Skip to content
Exploring the heritage of Turvey and its people
You are here:
See what's new
See what's new
Stop 16: The Rectory & Lancelot’s Piece.
Rectories old and new, Legh Richmond, George Munby, Peter Jeffery and Lancelot.
Stop 15: High Street Northern Side
Holmwood House, Abbey Square, Yew trees, Bamfords Lane and Yard, the Old Bakehouse, Occupations, Grove Farm and Laws House.
Stop 14: Station End.
Priory Farm, the Drovers Road, Turvey Station and the Barton & Royle Homes
Stop 13: Turvey Abbey and Park
The Mordaunts, Charles Higgins, John Higgins, the Longuet Higgins, the Priory of Our Lady of Peace, The Monastery of Christ Our Saviour, Turvey Abbey and Turvey Park.
Stop 12: High Street Southern Side
The National Infants School, Homelands and Richmond House, the Congregational Chapel, Covington's Yard and Jack's Lane.
Stop 11. The Central Stores.
The house to the left of the stores is called “The Old Tinkers Inn” which provides some clue as to the previous use of what is now the Central Stores and the two houses either side.
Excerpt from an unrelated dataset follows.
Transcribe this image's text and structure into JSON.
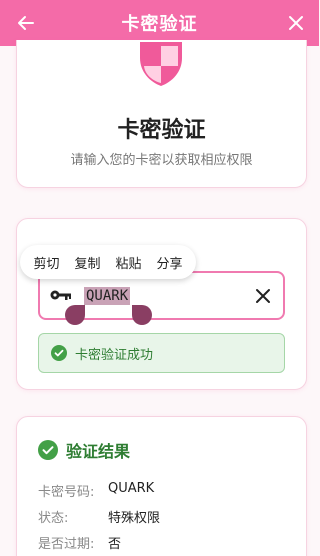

Stop 10. Turvey's Education Hub
National School of 1847, The Manor and Reading Room, the creation of a Village Hall and the Turvey Reformatory.
Stop 09. The Green
The houses now seen on The Green were built between 1954 and 1956 to house the senior engineers who were working on the building of the M1 motorway.
Stop 07. Ye Three Fyshes and Southern side of Bridge Street.
Ye Three Fishes, Fishing, Wrights and Ladybridge Terrace.
Stop 06. Jonah and the former Mill.
Jonah appeared overnight and was first seen by villagers on the morning of 16th April 1844. It had been put there by men working for Mr Higgins of Turvey Abbey.
Stop 05. Bridge Street Northern Side & Turvey Bridge
Turvey Gas Works, Thomas Charles Higgins, Mrs Bailey's Ice Cream, Puddles Close and Turvey Bridge.
Stop 04 . The Cross
Ther area formally known as 'The Cross', including tthe Chequers, Three Cranes, The Memorial Cross and the Jarrow Crusade.
Stop 03. Hogs Lane and the Three Cranes
Where the Turvey House Lodge now stands was once the entrance to Hogs Lane which had cottages to the left ...
Stop 02. All Saints Churchyard & Turvey House
Cloud pruning, All Saints Churchyard, Turvey House, the Higgins Mausoleum and the sepulchre.
Stop 01. Corner Stores & Carlton Road
This part of the village was once known as Stockers End. The Corner Stores and Carlton Road.
An Introduction to the Heritage Walk
The name Turvey comes from old English meaning Turf Island or low lying land.The article covers the early visitors and settlers in Turvey and briefly describes the impact of the Mordaunt and Higgins familes.
Turvey in the 1850s
We know something of life in Turvey in the 1850s, mainly thanks to Joseph Bell’s memoir, which covers the years 1846-1858.
A Brief Numerical Analysis of Turvey’s Residential Property
Records from the Hearth Tax of 1671 show that Turvey had 107 residential properties. In 2019 the figure stood at 535.
Turvey's Natural History through the eyes of a Benedictine Monk
The impact of climate change is explored, based on 25 years of observation and recording.
The Railway through Turvey : 1872-1962
The advent of the railways in Great Britain in the 19th century had a major effect on towns and villages across the country. Turvey was no exception, being served by a railway between 1872 and 1962.
A Trace of Medieval Life in Turvey
The pre-inclosure map of Great Oaks Farm, Turvey dated 1783 reveals, through the name of one of the plough strips, a trace back to one of the essential pillars that supported William the Conqueror (William I).
Turvey’s Memorial to The Great War
In each village and town in Britain it was decided to erect a memorial to those who had died. Turvey’s was erected and unveiled in December 1919 in front of over 500 people.
Turvey's Listed Buildings
Turvey has 71 listed buildings, although the term “building” is used loosely as the listing includes items such as Jonah and his “Partner” and the railings opposite Ye Three Fyshes.
The Old Chapel in Carlton Road (Independent Wesleyan)
A history of the Independent Wesleyan Chapel from its inception in 1828 until its conversion to a residential property.
Turvey Skiffle Group
Thank you for clarifying Mark. Kind regards, Sara
An Edwardian Childhood at Picts Hill (2)
Hi Julie, I emailed you a while ago in reply to your message to say we're really interested to hear...
Turvey Skiffle Group
Sorry Sara, just seen your comment. Tony is our father
Lovely to hear your memories of the well and of Fyfe Robertson's broadcast Jan. If you. or anyone else, would...
More new comments